During the lunch buffet we made the journey back to West Caicos and settled in a favorite site, Spanish Anchor. A three hundred year old anchor believed to be of Spanish origin, caught in a gulley like swim through. Most saw the anchor, although it is well disguised with a good deal of sponge and coral growth over it. Here, we were delighted to see a juvenile spotted drum busily swimming around whilst really going nowhere. Stingrays searched the sandy areas for something to feast upon and our resident Caribbean reef shark cruised the edge of the wall. A Peacock Flounder camouflaging itself in the sand and swimming over some rocks was a very interesting find. And to top it off we saw a Dolphin who made a pass by divers as they were on the hang bar and some lucky ones were able to catch it on camera. Back on board we watched the Dolphin play on the surface as we snacked on Chef Chace’s famous Guacamole and Pita bread. During the night dive we were able to see not only the typical Caribbean spiny lobster but also a large (they are normally small) red-banded lobster. Two of our guests indulged in the blacklight and encountered nudibranchs and decorator crabs glowing. We were joined by a passing Reef Shark, Caribbean Reef Squid, and a Green Moray Eel was hiding under an overhang. A very successful dive and everyone came up buzzing!!
It is already Thursday, this week is flying by!! We stuck around West Caicos for the day, starting off with a nice site call Gullies. A site that as the name suggests has a number of Gullies breaching the top of the wall with the major one near the mooring point. A great site for some stunning photos. This site has some great residents, but most notably a very large Female Reef Shark that has lived here for several years. She has an entourage of 2 or 3 male sharks and seems to spend a lot of the time pregnant. These guys will come and check out divers that are in the water affording wonderful opportunities for close up encounters. For the afternoon dive we moved not far to Boat Cove, where we managed to spot the Broad Banded Eel hiding in his hole. He can be very shy but every so often he comes out to say hello. Along the wall we came across a very friendly small Hawksbill Turtle. In amongst the small reef fish on the wall a number of arrow blennies poised ready to strike, their tails curled in anticipation of a dart forward to find some prey. A beautiful Jewel fish was playing near a coral head and made for some great photography. The night dive was spectacular where the lucky divers had a 10 minute Octopus encounter, watching it hunt changing its shape and color in a very dramatic fashion.
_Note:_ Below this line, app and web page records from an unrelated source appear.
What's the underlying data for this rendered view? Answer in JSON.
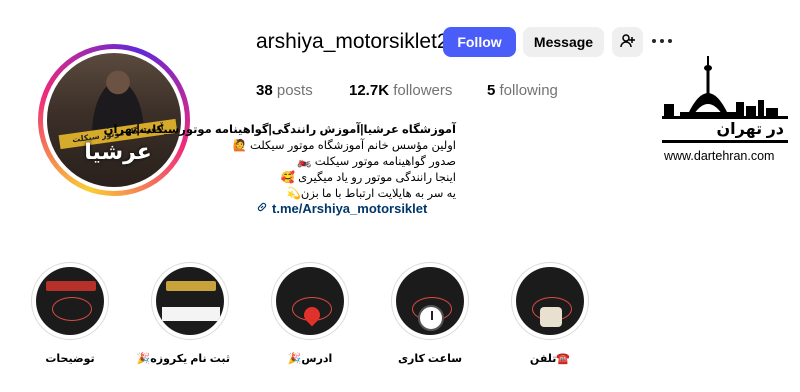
{
  "profile": {
    "username": "arshiya_motorsiklet2",
    "avatar_banner": "آموزشگاه موتور سیکلت",
    "avatar_name": "عرشیا"
  },
  "actions": {
    "follow_label": "Follow",
    "message_label": "Message",
    "add_user_icon": "person-add-icon",
    "more_icon": "more-horizontal-icon"
  },
  "stats": {
    "posts_count": "38",
    "posts_label": "posts",
    "followers_count": "12.7K",
    "followers_label": "followers",
    "following_count": "5",
    "following_label": "following"
  },
  "bio": {
    "title": "آموزشگاه عرشیا|آموزش رانندگی|گواهینامه موتورسیکلت|تهران",
    "line1": "اولین مؤسس خانم آموزشگاه موتور سیکلت 🙋",
    "line2": "صدور گواهینامه موتور سیکلت 🏍️",
    "line3": "اینجا رانندگی موتور رو یاد میگیری 🥰",
    "line4": "یه سر به هایلایت ارتباط با ما بزن💫",
    "link": "t.me/Arshiya_motorsiklet"
  },
  "watermark": {
    "logo_text": "در تهران",
    "url": "www.dartehran.com"
  },
  "highlights": [
    {
      "label": "توضیحات"
    },
    {
      "label": "ثبت نام یکروزه🎉"
    },
    {
      "label": "ادرس🎉"
    },
    {
      "label": "ساعت کاری"
    },
    {
      "label": "☎️تلفن"
    }
  ],
  "colors": {
    "follow_button": "#4a5df9",
    "link": "#00376b",
    "secondary_button": "#efefef"
  }
}
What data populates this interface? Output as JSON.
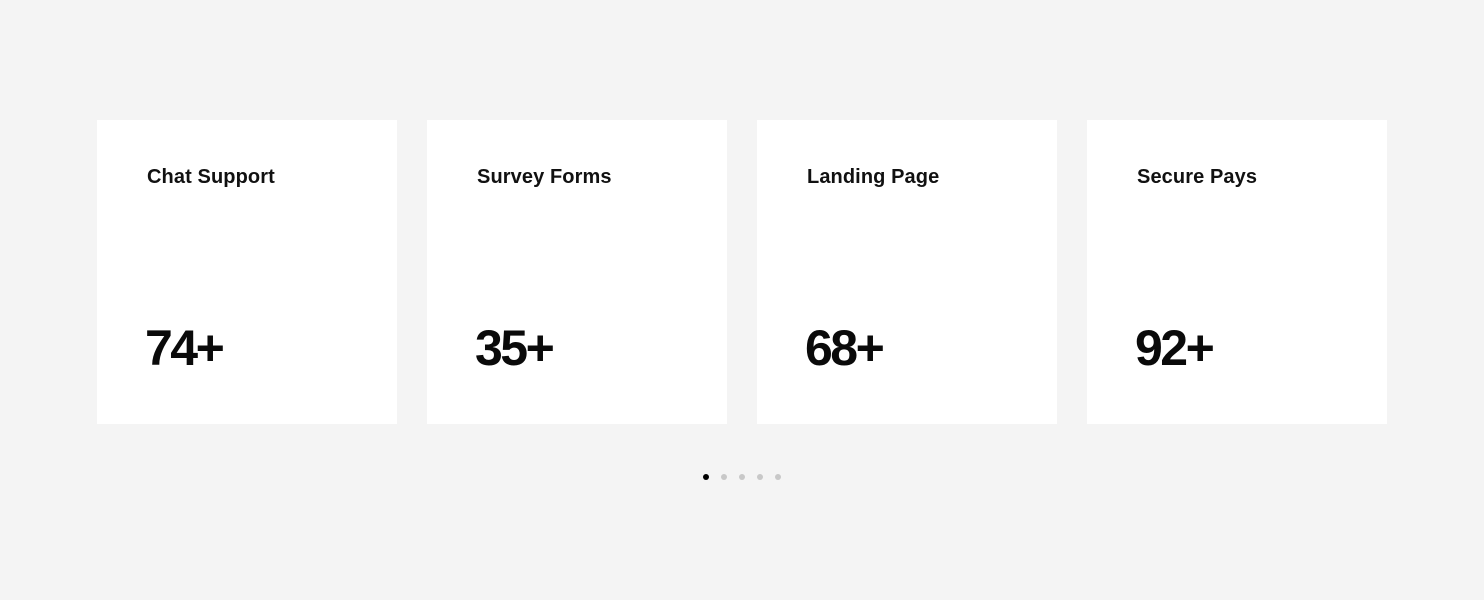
{
  "cards": [
    {
      "title": "Chat Support",
      "value": "74+"
    },
    {
      "title": "Survey Forms",
      "value": "35+"
    },
    {
      "title": "Landing Page",
      "value": "68+"
    },
    {
      "title": "Secure Pays",
      "value": "92+"
    }
  ],
  "pagination": {
    "count": 5,
    "active_index": 0,
    "active_color": "#000000",
    "inactive_color": "#c8c8c8"
  },
  "colors": {
    "background": "#f4f4f4",
    "card": "#ffffff"
  }
}
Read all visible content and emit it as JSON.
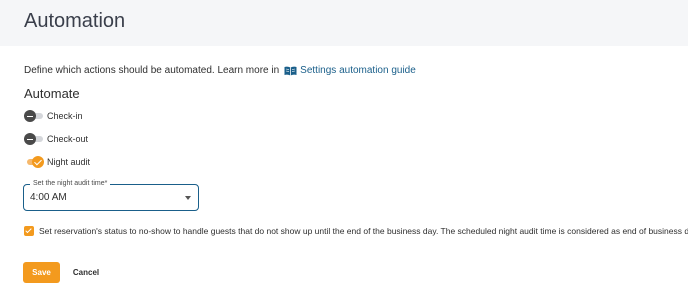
{
  "header": {
    "title": "Automation"
  },
  "intro": {
    "text": "Define which actions should be automated. Learn more in",
    "link_label": "Settings automation guide",
    "link_icon": "book-icon"
  },
  "automate": {
    "title": "Automate",
    "toggles": [
      {
        "label": "Check-in",
        "enabled": false
      },
      {
        "label": "Check-out",
        "enabled": false
      },
      {
        "label": "Night audit",
        "enabled": true
      }
    ]
  },
  "night_audit_time": {
    "label": "Set the night audit time*",
    "value": "4:00 AM"
  },
  "no_show": {
    "checked": true,
    "label": "Set reservation's status to no-show to handle guests that do not show up until the end of the business day. The scheduled night audit time is considered as end of business day."
  },
  "actions": {
    "save_label": "Save",
    "cancel_label": "Cancel"
  },
  "colors": {
    "accent": "#f39a1e",
    "link": "#1a5f8a",
    "header_bg": "#f5f6f8"
  }
}
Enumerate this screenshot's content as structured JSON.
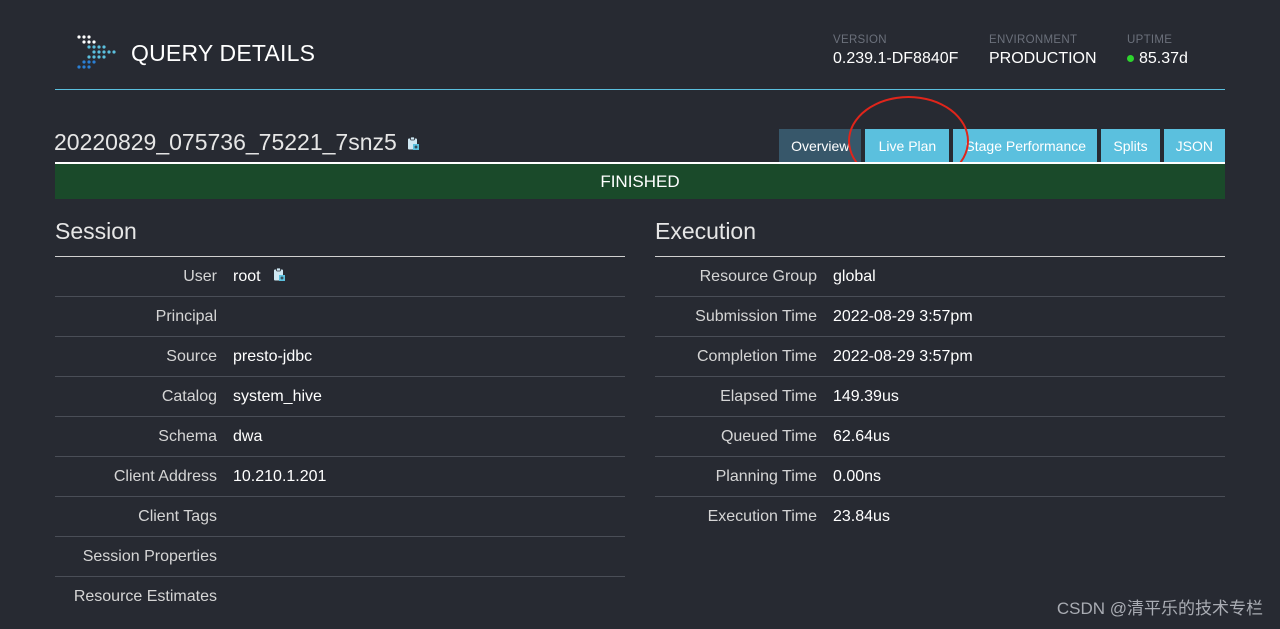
{
  "header": {
    "title": "QUERY DETAILS",
    "stats": [
      {
        "label": "VERSION",
        "value": "0.239.1-DF8840F"
      },
      {
        "label": "ENVIRONMENT",
        "value": "PRODUCTION"
      },
      {
        "label": "UPTIME",
        "value": "85.37d"
      }
    ],
    "uptime_status_color": "#2dd52d"
  },
  "query": {
    "id": "20220829_075736_75221_7snz5",
    "copy_icon": "clipboard-icon"
  },
  "tabs": [
    {
      "label": "Overview",
      "active": true
    },
    {
      "label": "Live Plan",
      "active": false
    },
    {
      "label": "Stage Performance",
      "active": false
    },
    {
      "label": "Splits",
      "active": false
    },
    {
      "label": "JSON",
      "active": false
    }
  ],
  "status": {
    "label": "FINISHED",
    "color": "#1a4a2a"
  },
  "session": {
    "title": "Session",
    "rows": [
      {
        "key": "User",
        "value": "root"
      },
      {
        "key": "Principal",
        "value": ""
      },
      {
        "key": "Source",
        "value": "presto-jdbc"
      },
      {
        "key": "Catalog",
        "value": "system_hive"
      },
      {
        "key": "Schema",
        "value": "dwa"
      },
      {
        "key": "Client Address",
        "value": "10.210.1.201"
      },
      {
        "key": "Client Tags",
        "value": ""
      },
      {
        "key": "Session Properties",
        "value": ""
      },
      {
        "key": "Resource Estimates",
        "value": ""
      }
    ]
  },
  "execution": {
    "title": "Execution",
    "rows": [
      {
        "key": "Resource Group",
        "value": "global"
      },
      {
        "key": "Submission Time",
        "value": "2022-08-29 3:57pm"
      },
      {
        "key": "Completion Time",
        "value": "2022-08-29 3:57pm"
      },
      {
        "key": "Elapsed Time",
        "value": "149.39us"
      },
      {
        "key": "Queued Time",
        "value": "62.64us"
      },
      {
        "key": "Planning Time",
        "value": "0.00ns"
      },
      {
        "key": "Execution Time",
        "value": "23.84us"
      }
    ]
  },
  "watermark": "CSDN @清平乐的技术专栏",
  "colors": {
    "accent": "#5bc0de",
    "tab_active": "#37576a",
    "background": "#272a32",
    "annotation": "#e0251b"
  }
}
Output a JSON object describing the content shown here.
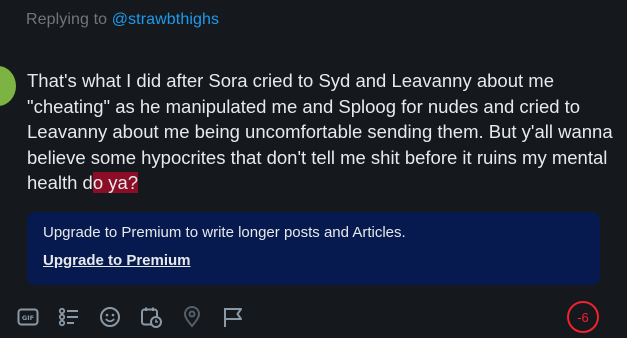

The final day was upon us we made the crossing back to the North West Point of Providenciales to a site called Sharks Hotel. A great wall dive with some really nice coral heads and rock formations underneath the boat as you end the dive. Nassau Groupers and a huge Barracuda were all relaxing having their teeth cleaned by cleaning Shrimp. Two or Three Reef Sharks were circling throughout the dive. A large school of Atlantic Spade Fish swam by and lingered around so the guests were able to take some great shots. A Green Moray was hiding and swimming around a set a coral heads, which was very interesting to watch. A very friendly resident Grouper likes to hang out near the mooring pin and will not only swim up to guests but let them give him a tickle under the chin. Which was very entertaining for the guests before they headed up to the hang bar for the very last time.
A great week all round with some very magical encounters and memories they will treasure. They were all recounted at the wine and cheese party back at the Turtle Cove Marina that afternoon, as they sipped wine or a cool beer and watched the sun set on a fabulous week